Mr Clarke said plans to scrap housing benefits for under-25s was a ‘planned attack on unemployed young people’.

Other plans include scrapping the £70 a week dole money for those who refuse to try hard to find work and forcing ‘hardcore claimants’ to do community work after two years on the dole.

The Coatbridge, Chryston and Bellshill MP said: “The Prime Minister is completely out of touch with the reality of what young people are experiencing. I have struck up a relationship with Comforti Institute Youth Group in my constituency. As a group of young people they deserve credit for their pro-active approach.

“They are endeavouring to establish what opportunities exist for young people and how more opportunities can be created whether in a working or educational environment.

“The very last thing young people want to do is hang around doing nothing. Incidentally most young people out of work in my constituency still reside with their parents.

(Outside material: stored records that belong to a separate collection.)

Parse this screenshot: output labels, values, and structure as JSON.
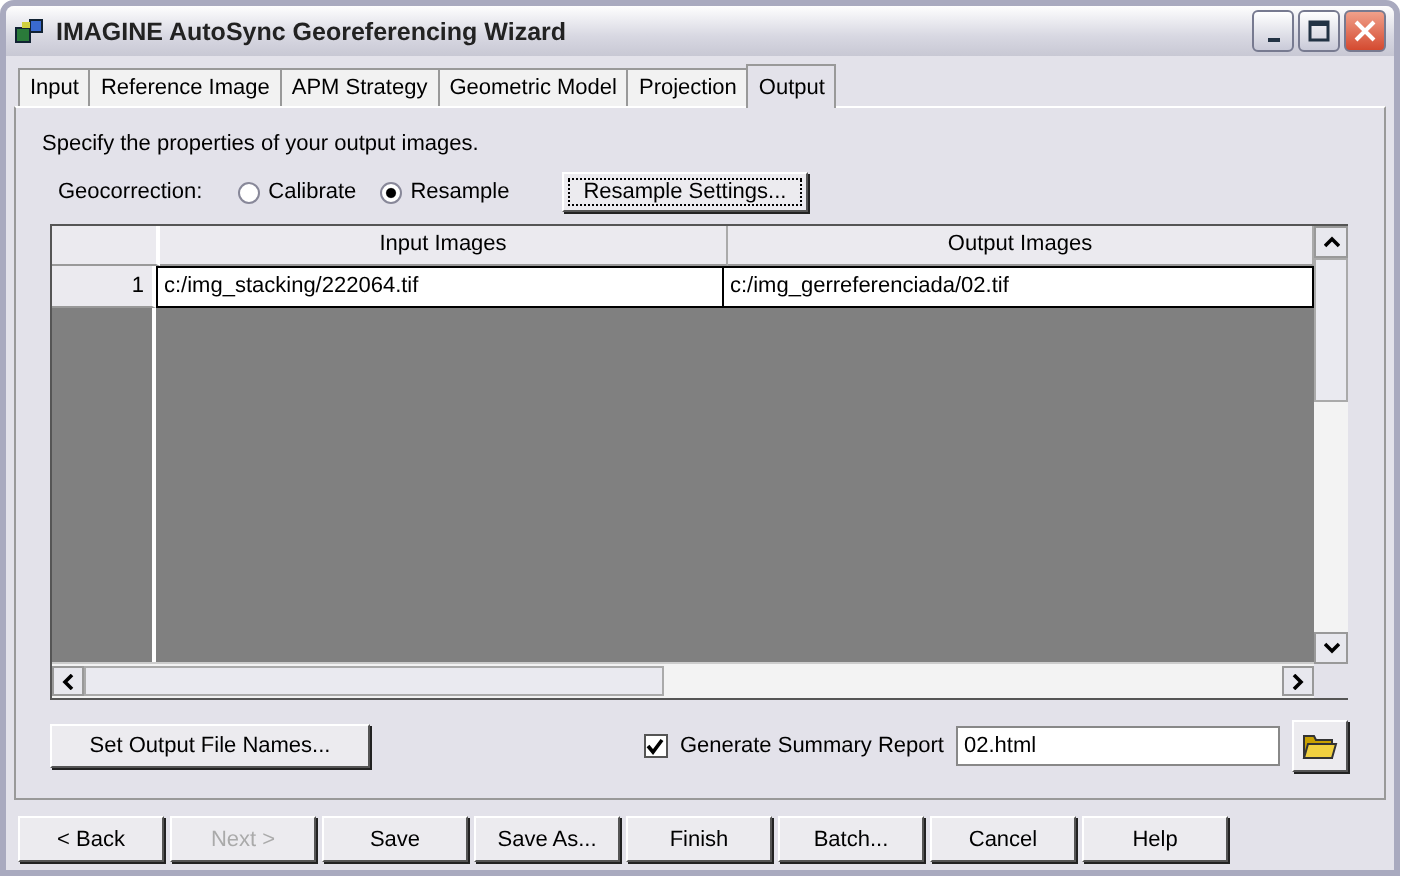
{
  "window": {
    "title": "IMAGINE AutoSync Georeferencing Wizard"
  },
  "tabs": [
    {
      "label": "Input",
      "selected": false
    },
    {
      "label": "Reference Image",
      "selected": false
    },
    {
      "label": "APM Strategy",
      "selected": false
    },
    {
      "label": "Geometric Model",
      "selected": false
    },
    {
      "label": "Projection",
      "selected": false
    },
    {
      "label": "Output",
      "selected": true
    }
  ],
  "description": "Specify the properties of your output images.",
  "geocorrection": {
    "label": "Geocorrection:",
    "options": [
      {
        "label": "Calibrate",
        "selected": false
      },
      {
        "label": "Resample",
        "selected": true
      }
    ],
    "settings_button": "Resample Settings..."
  },
  "table": {
    "columns": [
      "Input Images",
      "Output Images"
    ],
    "rows": [
      {
        "number": "1",
        "input": "c:/img_stacking/222064.tif",
        "output": "c:/img_gerreferenciada/02.tif"
      }
    ]
  },
  "set_names_button": "Set Output File Names...",
  "summary": {
    "label": "Generate Summary Report",
    "checked": true,
    "value": "02.html"
  },
  "footer_buttons": [
    {
      "label": "< Back",
      "disabled": false
    },
    {
      "label": "Next >",
      "disabled": true
    },
    {
      "label": "Save",
      "disabled": false
    },
    {
      "label": "Save As...",
      "disabled": false
    },
    {
      "label": "Finish",
      "disabled": false
    },
    {
      "label": "Batch...",
      "disabled": false
    },
    {
      "label": "Cancel",
      "disabled": false
    },
    {
      "label": "Help",
      "disabled": false
    }
  ]
}
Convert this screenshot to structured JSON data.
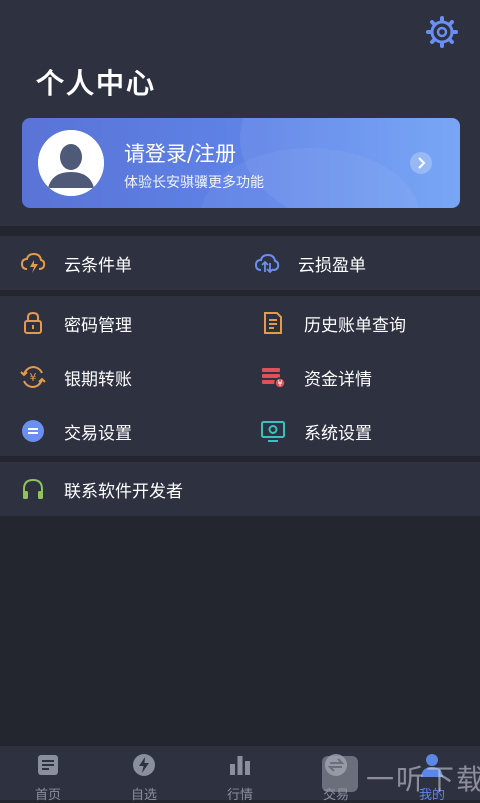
{
  "page": {
    "title": "个人中心"
  },
  "login": {
    "title": "请登录/注册",
    "subtitle": "体验长安骐骥更多功能"
  },
  "menu": {
    "cloud": [
      {
        "label": "云条件单",
        "icon": "cloud-lightning-icon"
      },
      {
        "label": "云损盈单",
        "icon": "cloud-arrows-icon"
      }
    ],
    "tools": [
      {
        "label": "密码管理",
        "icon": "lock-icon"
      },
      {
        "label": "历史账单查询",
        "icon": "bill-icon"
      },
      {
        "label": "银期转账",
        "icon": "yuan-exchange-icon"
      },
      {
        "label": "资金详情",
        "icon": "funds-icon"
      },
      {
        "label": "交易设置",
        "icon": "trade-settings-icon"
      },
      {
        "label": "系统设置",
        "icon": "system-settings-icon"
      }
    ],
    "contact": {
      "label": "联系软件开发者",
      "icon": "headphones-icon"
    }
  },
  "tabbar": [
    {
      "label": "首页",
      "icon": "home-icon"
    },
    {
      "label": "自选",
      "icon": "lightning-icon"
    },
    {
      "label": "行情",
      "icon": "bar-chart-icon"
    },
    {
      "label": "交易",
      "icon": "trade-icon"
    },
    {
      "label": "我的",
      "icon": "user-icon"
    }
  ],
  "active_tab": "我的",
  "watermark": {
    "text": "一听下载"
  },
  "colors": {
    "background": "#23252f",
    "panel": "#2d3140",
    "accent": "#5d86e6",
    "icon_orange": "#e39b4a",
    "icon_blue": "#6b8ff0",
    "icon_red": "#e0505a",
    "icon_teal": "#36c3c0",
    "icon_green": "#8fc25a"
  }
}
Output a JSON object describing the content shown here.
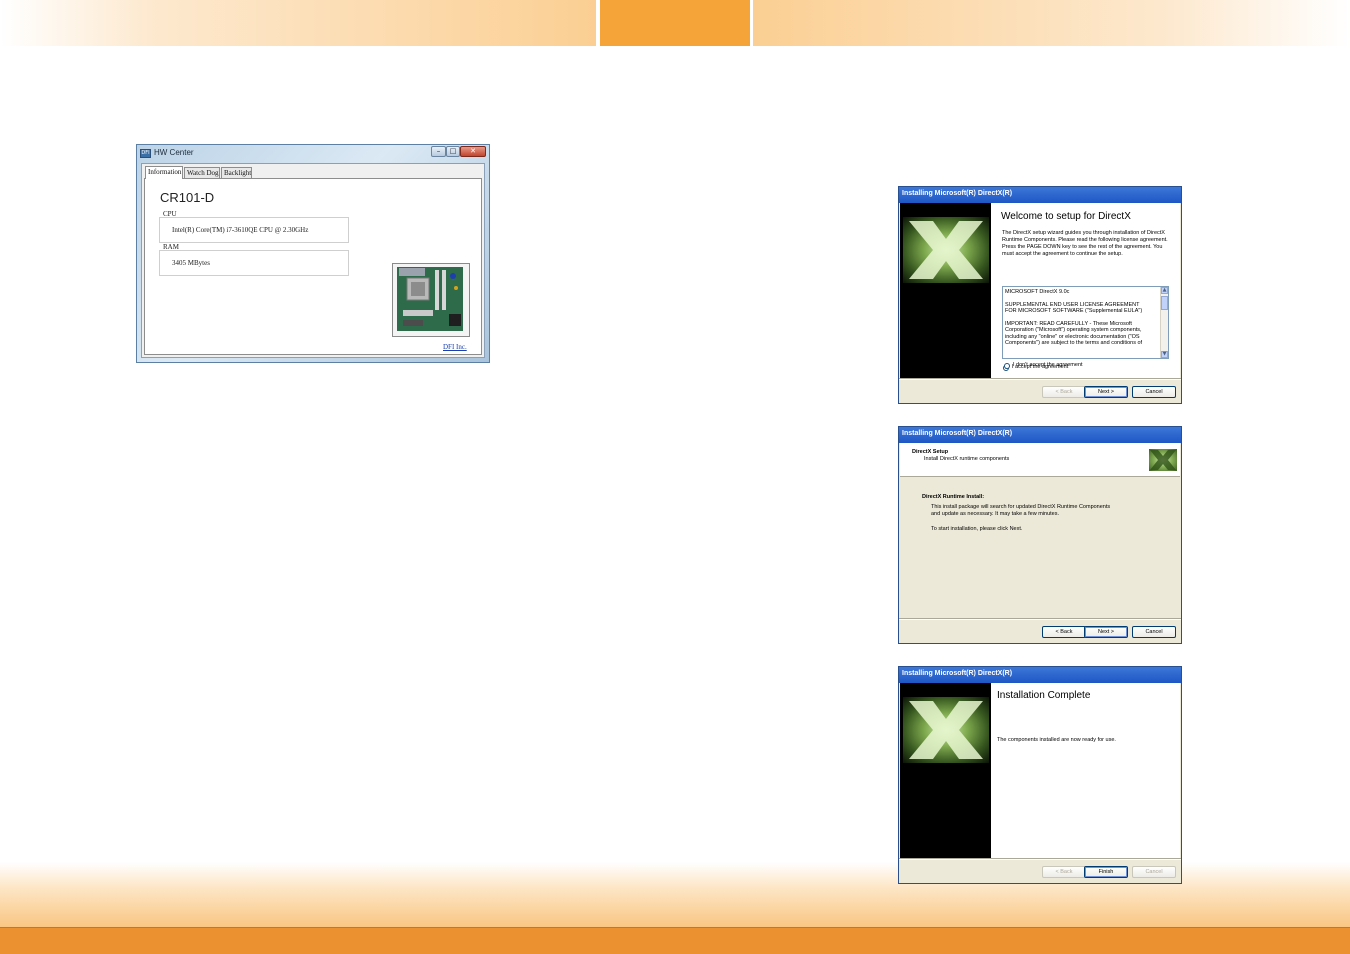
{
  "hw_center": {
    "title": "HW Center",
    "app_icon": "DFI",
    "tabs": [
      "Information",
      "Watch Dog",
      "Backlight"
    ],
    "model": "CR101-D",
    "cpu_label": "CPU",
    "cpu_value": "Intel(R) Core(TM) i7-3610QE CPU @ 2.30GHz",
    "ram_label": "RAM",
    "ram_value": "3405 MBytes",
    "board_image": "motherboard-photo",
    "link": "DFI Inc."
  },
  "directx_welcome": {
    "title": "Installing Microsoft(R) DirectX(R)",
    "heading": "Welcome to setup for DirectX",
    "intro": "The DirectX setup wizard guides you through installation of DirectX Runtime Components. Please read the following license agreement. Press the PAGE DOWN key to see the rest of the agreement. You must accept the agreement to continue the setup.",
    "license_lines": [
      "MICROSOFT DirectX 9.0c",
      "",
      "SUPPLEMENTAL END USER LICENSE AGREEMENT",
      "FOR MICROSOFT SOFTWARE (\"Supplemental EULA\")",
      "",
      "IMPORTANT: READ CAREFULLY - These Microsoft",
      "Corporation (\"Microsoft\") operating system components,",
      "including any \"online\" or electronic documentation (\"OS",
      "Components\") are subject to the terms and conditions of"
    ],
    "accept": "I accept the agreement",
    "decline": "I don't accept the agreement",
    "back": "< Back",
    "next": "Next >",
    "cancel": "Cancel"
  },
  "directx_setup": {
    "title": "Installing Microsoft(R) DirectX(R)",
    "header_title": "DirectX Setup",
    "header_sub": "Install DirectX runtime components",
    "section_title": "DirectX Runtime Install:",
    "line1": "This install package will search for updated DirectX Runtime Components",
    "line2": "and update as necessary. It may take a few minutes.",
    "line3": "To start installation, please click Next.",
    "back": "< Back",
    "next": "Next >",
    "cancel": "Cancel"
  },
  "directx_complete": {
    "title": "Installing Microsoft(R) DirectX(R)",
    "heading": "Installation Complete",
    "message": "The components installed are now ready for use.",
    "back": "< Back",
    "finish": "Finish",
    "cancel": "Cancel"
  },
  "colors": {
    "header_accent": "#f5a43a",
    "footer_bar": "#ec9130",
    "xp_title": "#1e56c4"
  }
}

“Let me explain why I believe the Prime Minister is absolutely clueless on this subject.

“The facts are that youth unemployment is at a record high with over one million 16-24 year olds unemployed in Britain.

“Here in my constituency of Coatbridge, Chryston and Bellshill there are 940 young people out of work or full-time education.

“Looking at the wider communities of North Lanarkshire the figure of unemployed young people is a staggering 3,705.

“This level of young unemployment is at crisis proportion. There is no simple quick fix solution to youth unemployment.

“Successfully tackling this problem will take time and financial resources and a great deal of co-ordinated partnership working.

“All the research on youth unemployment demonstrates the scarring impact that long periods of unemployment can have on young people’s future lives. “It is also important to draw on the evidence of what works in terms of supporting young people who are struggling to find employment.”

He added: “Because of the rising unemployed among young people I am currently working with Conforti Institute Youth Group.

“In recent weeks I have contacted various public agencies to establish what policies and practical solutions are already in place that can actually help young people.

“Moreover I also want to learn of their impending plans to tackle the scourge of youth unemployment.

“We don’t need a stick to beat young people; after all, it is not their fault that youth unemployment is so high.

“We don’t need a weekend headline of the Prime Minister sounding hawkish about slashing benefits of young people who are unemployed. “All of which is designed to arrest the decline in his personal popularity. What we need is a mature approach towards finding solutions.

“We need all our public agencies and the private sector to work together to create real and lasting opportunities so that young people can take their rightful place in employment and contribute positively to the economy.

“That is what young people want too.”